I also never quite understood the people out there who treat their life as if it’s a movie and they are director and producer, editing scenes, adding and cutting content, deleting whatever doesn’t work for them and creating something completely new. It’s appropriate in fiction sure, but fact should stay as fact. I get annoyed when I’m watching a “based on a true story” film and find out later that during scripting and production, numerous fictional elements were added in order to spice it up and make it more interesting. At least when it’s done on-screen, there are valid reasons for doing so; entertainment value and making money. What justification can a regular boring person have for doing it day in and day out? You aren’t going to profit off of telling your friends a fictional tale of some hot guy hitting on you in the mall, nor are you obligated to try to entertain your friends with tall tales of your worldly adventures.
What it all comes down to is a craving for the attention of others. Negative attention can be turned around by throwing in a fairy tale about how someone wronged you, causing your criticizers to turn on the other person and seek to comfort you. If you have a somewhat average life, it’s easy to have all eyes on you by inventing tons of out-there stories of your encounters with various people or the crazy things that always seem to happen to you when you leave the house. Lying to try to build a reputation for yourself of being the life of the party by fibbing about all the people who see you in clubs and flock to you. But why?!?? Is there something lacking in your personal life? Are you insecure or ashamed of something? What’s wrong with making an effort to find interesting things that actually occur in your life rather than invent them on a whim?
The positive side of it is that I’m fairly certain the majority of people can easily see through the false parts of people’s stories. Did anyone actually believe Bristol Palin when, after appearing on a reality dancing show, she got this done:
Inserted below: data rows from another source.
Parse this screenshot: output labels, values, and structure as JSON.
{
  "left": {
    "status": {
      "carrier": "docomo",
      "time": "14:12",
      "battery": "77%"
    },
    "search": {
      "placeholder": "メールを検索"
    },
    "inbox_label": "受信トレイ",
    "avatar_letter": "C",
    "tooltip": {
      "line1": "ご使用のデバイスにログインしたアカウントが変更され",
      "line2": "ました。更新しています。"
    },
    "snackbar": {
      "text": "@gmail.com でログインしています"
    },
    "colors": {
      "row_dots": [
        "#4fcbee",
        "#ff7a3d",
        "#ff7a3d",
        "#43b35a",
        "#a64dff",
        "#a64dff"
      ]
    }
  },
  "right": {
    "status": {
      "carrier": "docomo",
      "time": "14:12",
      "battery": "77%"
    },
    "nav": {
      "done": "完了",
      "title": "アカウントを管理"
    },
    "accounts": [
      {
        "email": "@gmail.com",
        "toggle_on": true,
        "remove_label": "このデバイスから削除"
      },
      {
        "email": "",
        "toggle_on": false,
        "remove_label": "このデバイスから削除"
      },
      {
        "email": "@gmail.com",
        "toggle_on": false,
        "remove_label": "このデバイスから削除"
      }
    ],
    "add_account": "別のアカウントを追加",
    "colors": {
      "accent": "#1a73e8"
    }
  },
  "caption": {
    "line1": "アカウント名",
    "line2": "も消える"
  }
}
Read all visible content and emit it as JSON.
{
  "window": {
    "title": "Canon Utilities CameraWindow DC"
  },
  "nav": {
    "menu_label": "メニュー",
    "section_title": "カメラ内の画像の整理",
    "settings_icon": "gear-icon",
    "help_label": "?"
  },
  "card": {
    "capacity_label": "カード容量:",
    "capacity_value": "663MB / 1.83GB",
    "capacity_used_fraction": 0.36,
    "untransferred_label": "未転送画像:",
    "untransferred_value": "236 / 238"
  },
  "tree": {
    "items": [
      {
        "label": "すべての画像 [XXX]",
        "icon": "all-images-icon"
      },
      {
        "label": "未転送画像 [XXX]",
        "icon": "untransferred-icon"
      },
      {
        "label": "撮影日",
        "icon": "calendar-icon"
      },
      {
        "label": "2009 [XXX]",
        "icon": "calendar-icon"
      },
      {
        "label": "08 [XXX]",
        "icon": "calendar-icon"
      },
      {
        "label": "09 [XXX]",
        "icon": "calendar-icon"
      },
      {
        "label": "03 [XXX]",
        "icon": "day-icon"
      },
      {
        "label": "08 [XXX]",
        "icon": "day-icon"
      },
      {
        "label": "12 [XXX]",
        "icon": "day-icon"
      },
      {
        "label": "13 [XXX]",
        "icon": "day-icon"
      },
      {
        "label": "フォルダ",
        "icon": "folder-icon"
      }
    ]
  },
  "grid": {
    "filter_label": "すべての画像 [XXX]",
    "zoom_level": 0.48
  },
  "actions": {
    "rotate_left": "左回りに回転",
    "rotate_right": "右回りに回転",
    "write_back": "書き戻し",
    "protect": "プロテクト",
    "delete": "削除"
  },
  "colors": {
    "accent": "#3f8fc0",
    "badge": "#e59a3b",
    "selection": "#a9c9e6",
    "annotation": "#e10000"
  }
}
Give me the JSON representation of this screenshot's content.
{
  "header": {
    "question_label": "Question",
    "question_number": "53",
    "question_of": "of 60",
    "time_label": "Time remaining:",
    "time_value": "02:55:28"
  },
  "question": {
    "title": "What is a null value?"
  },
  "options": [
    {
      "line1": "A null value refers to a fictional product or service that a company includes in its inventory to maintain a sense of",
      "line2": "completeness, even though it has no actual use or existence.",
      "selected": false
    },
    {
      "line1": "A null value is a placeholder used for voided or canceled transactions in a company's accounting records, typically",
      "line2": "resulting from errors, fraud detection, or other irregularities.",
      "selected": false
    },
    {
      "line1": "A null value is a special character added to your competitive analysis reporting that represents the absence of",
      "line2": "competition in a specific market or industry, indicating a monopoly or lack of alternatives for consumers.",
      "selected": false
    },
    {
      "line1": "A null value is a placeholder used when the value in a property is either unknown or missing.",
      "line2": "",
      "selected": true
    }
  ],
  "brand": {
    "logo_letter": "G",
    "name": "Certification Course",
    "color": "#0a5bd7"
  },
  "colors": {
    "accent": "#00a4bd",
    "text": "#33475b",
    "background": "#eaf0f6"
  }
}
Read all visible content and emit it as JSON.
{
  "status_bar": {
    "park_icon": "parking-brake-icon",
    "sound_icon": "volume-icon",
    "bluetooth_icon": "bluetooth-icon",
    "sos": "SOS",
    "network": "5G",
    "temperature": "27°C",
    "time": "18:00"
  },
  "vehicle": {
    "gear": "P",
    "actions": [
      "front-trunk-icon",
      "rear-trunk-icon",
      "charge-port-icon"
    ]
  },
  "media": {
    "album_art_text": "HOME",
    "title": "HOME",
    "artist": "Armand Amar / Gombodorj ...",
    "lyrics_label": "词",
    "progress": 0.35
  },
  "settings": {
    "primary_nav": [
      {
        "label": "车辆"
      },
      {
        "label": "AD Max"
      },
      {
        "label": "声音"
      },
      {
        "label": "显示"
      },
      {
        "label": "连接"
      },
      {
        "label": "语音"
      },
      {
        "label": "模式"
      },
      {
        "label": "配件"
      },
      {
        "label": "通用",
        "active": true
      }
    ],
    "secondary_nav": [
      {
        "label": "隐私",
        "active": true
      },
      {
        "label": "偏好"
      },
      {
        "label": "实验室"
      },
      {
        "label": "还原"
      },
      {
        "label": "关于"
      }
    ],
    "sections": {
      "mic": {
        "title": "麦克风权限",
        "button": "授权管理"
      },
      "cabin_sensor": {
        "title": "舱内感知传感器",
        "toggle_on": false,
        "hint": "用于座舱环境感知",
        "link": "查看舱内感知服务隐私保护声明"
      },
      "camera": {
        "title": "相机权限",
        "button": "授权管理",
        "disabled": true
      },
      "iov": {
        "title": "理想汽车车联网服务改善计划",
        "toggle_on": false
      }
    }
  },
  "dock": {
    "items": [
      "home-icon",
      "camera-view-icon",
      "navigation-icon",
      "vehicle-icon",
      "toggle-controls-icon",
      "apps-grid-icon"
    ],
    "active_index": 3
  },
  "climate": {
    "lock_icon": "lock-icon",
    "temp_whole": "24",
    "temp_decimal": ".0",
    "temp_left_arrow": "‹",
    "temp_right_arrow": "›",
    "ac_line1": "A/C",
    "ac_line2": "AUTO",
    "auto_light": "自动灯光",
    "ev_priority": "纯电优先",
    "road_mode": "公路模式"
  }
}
With the justification that it was necessary for medical reasons so her jaw and teeth could properly realign? No, you got it done because countless people were calling you a cow and mocking your fat face, stating you were the only person on that show who was gaining weight rather than losing, so you fixed your jaw to look thinner. Why lie about it? Just be honest, admit you got surgery due to an unhappiness with your personal appearance, and be done with it because WE ALL KNOW THE TRUTH ALREADY! There are very few people out there who are truly skilled liars; the majority of those who try are highly counterproductive and end up exposing themselves eventually. Common sense will win every time and the bigger the bullshitter is, the more obvious their bullshit becomes. Anyone got a shovel?
“It’s never lupus” – Gregory House, MD